$ conda install r-tidyverse

# Enable R notebooks in Jupyter
$ conda install r-irkernel

# This step must be done in a Jupyter terminal.
$ R

R version 4.2.2 (2022-10-31) -- "Innocent and Trusting"

> IRkernel::installspec()


You should install additional R packages using Conda whenever possible. However, if a package you need is not available, you can use R's own package manager by running install.packages() during an R session.

Since the version of R coming from Conda-Forge is 4.2 (or newer) we now have access to newer features such as a new syntax for specifying strings and a built-in pipe operator (|>) – replacing the need for magrittr's %>%.

It is also recommended to create a ~/.Rprofile file with the following:

  repos = c(
    CRAN = "https://cran.rstudio.com/",
    STAN = "https://mc-stan.org/r-packages/"
  mc.cores = 4
Sys.setenv(MAKEFLAGS = "-j4")

Querying the data lake and MariaDB in R

It's possible to use the reticulate R package to access Python from R, from which you can use the wmfdata Python package to query the data lake using for example Spark as the backend.
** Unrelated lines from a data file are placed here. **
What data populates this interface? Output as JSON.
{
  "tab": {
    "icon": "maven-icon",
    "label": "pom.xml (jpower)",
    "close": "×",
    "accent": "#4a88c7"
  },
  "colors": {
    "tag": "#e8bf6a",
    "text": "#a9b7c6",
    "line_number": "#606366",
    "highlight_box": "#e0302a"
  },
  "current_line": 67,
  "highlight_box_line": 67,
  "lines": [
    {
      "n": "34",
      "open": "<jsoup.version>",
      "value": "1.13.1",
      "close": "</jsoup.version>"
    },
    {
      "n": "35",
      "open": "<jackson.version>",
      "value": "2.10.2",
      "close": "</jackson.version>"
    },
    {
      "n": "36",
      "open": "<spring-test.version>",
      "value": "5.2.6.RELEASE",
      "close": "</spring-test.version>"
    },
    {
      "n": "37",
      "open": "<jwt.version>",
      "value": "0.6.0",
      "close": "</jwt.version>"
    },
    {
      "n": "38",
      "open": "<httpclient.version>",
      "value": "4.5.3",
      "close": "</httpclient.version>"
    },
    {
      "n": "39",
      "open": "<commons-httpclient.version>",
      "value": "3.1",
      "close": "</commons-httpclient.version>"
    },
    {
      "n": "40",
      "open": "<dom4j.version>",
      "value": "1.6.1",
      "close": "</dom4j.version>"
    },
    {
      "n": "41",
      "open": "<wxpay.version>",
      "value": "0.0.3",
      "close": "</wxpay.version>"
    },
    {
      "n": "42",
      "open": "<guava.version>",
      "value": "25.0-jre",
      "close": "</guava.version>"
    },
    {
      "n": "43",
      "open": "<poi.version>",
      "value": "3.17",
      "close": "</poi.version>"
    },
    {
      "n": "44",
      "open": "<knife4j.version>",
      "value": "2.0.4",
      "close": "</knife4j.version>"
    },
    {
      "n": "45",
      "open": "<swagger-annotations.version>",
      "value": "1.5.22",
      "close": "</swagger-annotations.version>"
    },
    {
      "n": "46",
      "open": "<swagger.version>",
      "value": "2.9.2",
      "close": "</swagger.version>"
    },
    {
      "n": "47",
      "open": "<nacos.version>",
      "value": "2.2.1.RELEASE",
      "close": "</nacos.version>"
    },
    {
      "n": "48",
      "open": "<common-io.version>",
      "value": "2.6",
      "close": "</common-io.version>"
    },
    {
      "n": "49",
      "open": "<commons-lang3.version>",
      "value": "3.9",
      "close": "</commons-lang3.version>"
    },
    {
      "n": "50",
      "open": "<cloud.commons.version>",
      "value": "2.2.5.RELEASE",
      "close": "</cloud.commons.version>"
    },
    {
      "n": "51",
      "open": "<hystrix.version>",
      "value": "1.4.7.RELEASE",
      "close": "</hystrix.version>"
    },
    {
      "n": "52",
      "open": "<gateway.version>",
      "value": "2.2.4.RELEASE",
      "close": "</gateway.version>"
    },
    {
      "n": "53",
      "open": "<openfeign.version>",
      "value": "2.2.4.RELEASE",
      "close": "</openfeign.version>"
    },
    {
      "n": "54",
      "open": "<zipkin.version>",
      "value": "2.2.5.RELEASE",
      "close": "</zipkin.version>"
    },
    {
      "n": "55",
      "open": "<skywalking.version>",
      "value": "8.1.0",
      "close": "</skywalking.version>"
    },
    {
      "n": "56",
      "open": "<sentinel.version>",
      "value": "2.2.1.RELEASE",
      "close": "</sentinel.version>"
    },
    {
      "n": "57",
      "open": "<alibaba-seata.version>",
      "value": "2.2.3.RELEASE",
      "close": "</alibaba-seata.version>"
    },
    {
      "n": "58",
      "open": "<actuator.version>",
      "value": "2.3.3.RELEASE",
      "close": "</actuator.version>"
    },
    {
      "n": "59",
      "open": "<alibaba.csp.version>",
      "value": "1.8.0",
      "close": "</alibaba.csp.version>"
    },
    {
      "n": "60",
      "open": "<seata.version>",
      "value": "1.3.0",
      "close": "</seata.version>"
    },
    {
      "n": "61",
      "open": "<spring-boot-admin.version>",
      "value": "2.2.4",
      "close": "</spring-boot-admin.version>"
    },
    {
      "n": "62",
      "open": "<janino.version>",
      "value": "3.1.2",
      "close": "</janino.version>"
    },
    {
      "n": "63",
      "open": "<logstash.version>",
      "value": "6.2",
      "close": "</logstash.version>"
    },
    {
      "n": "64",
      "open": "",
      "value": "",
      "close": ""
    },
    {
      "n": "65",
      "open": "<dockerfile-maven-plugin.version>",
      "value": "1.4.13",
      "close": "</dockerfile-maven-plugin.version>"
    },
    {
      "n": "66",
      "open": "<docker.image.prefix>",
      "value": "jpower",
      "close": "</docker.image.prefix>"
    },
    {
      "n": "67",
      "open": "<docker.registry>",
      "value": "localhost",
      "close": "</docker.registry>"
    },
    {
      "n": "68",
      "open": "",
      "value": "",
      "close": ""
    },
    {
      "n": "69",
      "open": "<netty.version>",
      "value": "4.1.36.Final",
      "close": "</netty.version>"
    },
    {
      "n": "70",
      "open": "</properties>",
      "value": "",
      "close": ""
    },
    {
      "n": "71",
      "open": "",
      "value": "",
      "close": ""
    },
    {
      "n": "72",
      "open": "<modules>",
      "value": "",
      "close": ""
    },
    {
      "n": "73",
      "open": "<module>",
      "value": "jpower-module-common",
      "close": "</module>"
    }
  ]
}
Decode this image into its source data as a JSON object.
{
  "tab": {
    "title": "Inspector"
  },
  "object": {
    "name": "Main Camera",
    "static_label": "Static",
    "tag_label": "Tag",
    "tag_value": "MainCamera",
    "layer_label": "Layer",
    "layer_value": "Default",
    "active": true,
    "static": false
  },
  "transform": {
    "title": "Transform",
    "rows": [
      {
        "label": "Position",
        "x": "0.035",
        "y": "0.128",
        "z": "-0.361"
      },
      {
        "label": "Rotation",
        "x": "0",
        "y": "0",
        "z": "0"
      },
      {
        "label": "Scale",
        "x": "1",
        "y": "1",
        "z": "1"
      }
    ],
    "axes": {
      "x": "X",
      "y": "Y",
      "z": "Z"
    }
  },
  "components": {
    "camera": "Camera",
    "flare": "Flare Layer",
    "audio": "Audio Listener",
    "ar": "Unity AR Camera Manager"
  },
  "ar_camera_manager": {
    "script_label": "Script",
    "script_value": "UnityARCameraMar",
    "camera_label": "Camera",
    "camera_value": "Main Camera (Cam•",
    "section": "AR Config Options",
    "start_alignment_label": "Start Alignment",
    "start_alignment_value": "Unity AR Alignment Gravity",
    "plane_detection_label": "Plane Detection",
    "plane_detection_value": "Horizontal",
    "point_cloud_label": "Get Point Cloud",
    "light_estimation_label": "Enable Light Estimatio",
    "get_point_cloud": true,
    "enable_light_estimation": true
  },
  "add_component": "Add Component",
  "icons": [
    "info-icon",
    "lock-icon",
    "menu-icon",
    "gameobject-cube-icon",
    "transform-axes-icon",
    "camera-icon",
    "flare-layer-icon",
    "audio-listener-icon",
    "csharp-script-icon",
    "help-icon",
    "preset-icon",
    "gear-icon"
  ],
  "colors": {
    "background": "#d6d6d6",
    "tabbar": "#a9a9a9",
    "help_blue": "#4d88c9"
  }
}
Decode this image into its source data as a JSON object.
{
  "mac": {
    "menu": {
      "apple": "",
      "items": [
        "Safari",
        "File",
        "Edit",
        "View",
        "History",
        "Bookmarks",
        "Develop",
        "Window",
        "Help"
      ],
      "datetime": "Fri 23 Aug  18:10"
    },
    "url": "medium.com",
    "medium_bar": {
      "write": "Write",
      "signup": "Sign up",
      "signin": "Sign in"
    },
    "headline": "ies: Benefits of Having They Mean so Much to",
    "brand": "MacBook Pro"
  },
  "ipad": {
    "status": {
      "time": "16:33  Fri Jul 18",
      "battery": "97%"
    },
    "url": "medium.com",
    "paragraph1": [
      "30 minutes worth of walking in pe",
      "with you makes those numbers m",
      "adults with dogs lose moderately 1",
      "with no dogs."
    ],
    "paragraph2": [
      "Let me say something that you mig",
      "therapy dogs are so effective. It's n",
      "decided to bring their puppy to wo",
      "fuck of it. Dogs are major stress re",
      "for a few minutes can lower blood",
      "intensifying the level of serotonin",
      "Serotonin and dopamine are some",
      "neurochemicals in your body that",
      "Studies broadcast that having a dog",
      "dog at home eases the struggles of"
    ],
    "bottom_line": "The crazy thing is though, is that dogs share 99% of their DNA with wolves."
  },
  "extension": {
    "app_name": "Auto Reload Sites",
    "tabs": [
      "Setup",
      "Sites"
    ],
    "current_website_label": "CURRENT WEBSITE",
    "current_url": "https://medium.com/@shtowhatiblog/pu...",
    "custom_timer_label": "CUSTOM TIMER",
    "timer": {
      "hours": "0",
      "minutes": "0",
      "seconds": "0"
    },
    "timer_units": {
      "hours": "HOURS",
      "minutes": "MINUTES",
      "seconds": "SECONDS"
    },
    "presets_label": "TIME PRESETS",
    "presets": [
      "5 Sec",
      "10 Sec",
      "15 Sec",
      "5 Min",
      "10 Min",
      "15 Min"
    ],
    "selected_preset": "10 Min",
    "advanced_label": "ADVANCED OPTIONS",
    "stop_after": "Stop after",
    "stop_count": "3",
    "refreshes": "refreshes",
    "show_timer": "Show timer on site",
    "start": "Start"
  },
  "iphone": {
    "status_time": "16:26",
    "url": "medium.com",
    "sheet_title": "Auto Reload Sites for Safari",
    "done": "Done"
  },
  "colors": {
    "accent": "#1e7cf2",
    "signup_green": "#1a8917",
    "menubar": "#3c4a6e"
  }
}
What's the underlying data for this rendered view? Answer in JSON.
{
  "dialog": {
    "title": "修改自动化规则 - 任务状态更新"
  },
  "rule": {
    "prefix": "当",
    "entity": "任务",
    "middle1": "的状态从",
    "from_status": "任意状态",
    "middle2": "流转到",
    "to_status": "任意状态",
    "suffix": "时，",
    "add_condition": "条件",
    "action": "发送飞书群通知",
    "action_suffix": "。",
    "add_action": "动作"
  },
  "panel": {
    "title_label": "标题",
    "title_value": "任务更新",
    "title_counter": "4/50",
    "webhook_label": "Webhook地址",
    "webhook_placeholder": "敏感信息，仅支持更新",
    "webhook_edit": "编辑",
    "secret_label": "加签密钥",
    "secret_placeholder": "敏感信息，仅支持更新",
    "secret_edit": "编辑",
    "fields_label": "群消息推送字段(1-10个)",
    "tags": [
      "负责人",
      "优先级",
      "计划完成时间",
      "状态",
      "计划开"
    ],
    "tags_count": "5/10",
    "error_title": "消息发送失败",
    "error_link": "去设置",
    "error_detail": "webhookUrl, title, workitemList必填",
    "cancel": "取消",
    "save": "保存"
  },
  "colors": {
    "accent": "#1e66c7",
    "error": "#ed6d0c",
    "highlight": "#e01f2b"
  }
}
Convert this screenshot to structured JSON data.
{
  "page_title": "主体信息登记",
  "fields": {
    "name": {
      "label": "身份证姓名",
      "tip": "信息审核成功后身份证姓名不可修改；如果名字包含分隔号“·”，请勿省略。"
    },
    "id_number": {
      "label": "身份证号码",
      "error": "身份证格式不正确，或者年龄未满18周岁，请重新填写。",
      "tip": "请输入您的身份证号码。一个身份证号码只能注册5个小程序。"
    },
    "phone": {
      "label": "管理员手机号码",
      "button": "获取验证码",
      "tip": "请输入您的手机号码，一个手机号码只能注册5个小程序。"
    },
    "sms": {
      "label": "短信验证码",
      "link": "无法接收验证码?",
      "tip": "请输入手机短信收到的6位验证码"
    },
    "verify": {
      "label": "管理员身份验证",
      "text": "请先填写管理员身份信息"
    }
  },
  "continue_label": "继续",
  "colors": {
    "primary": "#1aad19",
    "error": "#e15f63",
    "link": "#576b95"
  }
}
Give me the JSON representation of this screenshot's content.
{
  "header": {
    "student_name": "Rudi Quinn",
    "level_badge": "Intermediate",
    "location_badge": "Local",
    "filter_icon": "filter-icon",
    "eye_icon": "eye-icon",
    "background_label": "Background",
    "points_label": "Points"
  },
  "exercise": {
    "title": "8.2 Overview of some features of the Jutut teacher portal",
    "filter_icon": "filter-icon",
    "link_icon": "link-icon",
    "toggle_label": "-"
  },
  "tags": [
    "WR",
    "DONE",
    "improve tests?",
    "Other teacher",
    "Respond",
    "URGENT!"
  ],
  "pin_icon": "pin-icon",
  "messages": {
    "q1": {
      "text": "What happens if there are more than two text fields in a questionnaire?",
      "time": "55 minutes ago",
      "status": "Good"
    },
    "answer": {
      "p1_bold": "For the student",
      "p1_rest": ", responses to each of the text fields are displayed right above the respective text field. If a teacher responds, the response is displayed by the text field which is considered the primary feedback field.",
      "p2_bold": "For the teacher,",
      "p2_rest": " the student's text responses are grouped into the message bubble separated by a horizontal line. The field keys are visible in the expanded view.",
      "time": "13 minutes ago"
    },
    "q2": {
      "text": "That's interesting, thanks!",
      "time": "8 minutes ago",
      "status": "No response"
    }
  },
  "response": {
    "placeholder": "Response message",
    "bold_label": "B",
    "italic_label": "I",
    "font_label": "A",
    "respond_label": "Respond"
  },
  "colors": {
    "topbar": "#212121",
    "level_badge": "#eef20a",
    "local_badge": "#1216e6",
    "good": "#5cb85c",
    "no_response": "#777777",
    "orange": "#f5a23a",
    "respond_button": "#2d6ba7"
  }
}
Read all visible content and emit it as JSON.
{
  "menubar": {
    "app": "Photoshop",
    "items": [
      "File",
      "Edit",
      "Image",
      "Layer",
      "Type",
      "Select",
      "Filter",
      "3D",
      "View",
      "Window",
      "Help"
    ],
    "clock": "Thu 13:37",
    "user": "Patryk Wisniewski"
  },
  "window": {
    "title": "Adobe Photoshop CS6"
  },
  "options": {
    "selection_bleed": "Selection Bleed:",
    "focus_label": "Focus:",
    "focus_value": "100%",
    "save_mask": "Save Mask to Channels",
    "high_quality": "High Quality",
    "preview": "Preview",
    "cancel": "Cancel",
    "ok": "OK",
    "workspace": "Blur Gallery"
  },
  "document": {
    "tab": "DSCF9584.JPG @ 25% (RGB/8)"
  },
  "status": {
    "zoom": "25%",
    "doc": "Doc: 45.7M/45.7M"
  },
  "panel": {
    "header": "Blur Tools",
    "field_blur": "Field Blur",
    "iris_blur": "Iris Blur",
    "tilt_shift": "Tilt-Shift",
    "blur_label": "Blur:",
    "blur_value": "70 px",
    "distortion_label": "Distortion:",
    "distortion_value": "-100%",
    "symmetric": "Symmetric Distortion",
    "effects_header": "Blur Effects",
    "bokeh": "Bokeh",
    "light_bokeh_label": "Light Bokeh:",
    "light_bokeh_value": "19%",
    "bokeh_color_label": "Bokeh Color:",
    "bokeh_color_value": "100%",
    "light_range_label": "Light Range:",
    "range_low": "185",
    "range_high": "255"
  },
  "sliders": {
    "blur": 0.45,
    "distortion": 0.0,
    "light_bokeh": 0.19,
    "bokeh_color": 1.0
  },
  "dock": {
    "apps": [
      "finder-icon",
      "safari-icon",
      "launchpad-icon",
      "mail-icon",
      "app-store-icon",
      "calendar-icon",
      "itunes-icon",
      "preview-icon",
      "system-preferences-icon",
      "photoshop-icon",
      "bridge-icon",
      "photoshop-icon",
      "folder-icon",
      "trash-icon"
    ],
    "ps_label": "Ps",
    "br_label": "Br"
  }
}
The latter is installed by default in your conda-analytics environment so it won't require separate installation.

First, install the reticulate and jsonlite R packages:


You should then be able to run the following R code to set up reticulate to use your active conda environment and import wmfdata-python:

conda_env_data <- paste(
        args = c("info", "-a", "--json"),
        stdout = TRUE),
    collapse = '') |>
wmfdata <- import('wmfdata')

You should then be able to use the various wmfdata backends for queries. For example you can use wmfdata$spark$run() to run a Spark query, provided you have your kerberos authentication done already with kinit.

brms and lme4

If you would like to use brms and/or lme4 for statistical modeling, install the packages in a similar way you installed R (see instructions above):

conda install r-brms r-lme4

Open a Terminal in JupyterLab or an SSH session (if you haven't yet) and run the following in R:


For some reason BH (a dependency for brms) needs to be installed that way even when installing brms via conda.


conda-analytics is based on Miniconda and has some extra packages as well as scripts for cloning the environment. On the analytics clients, it is available in /opt/conda-analytics.

The code used to build new releases of conda-analytics lives in gitlab:repos/data-engineering/conda-analytics/. The actual releases live in the associated package registry.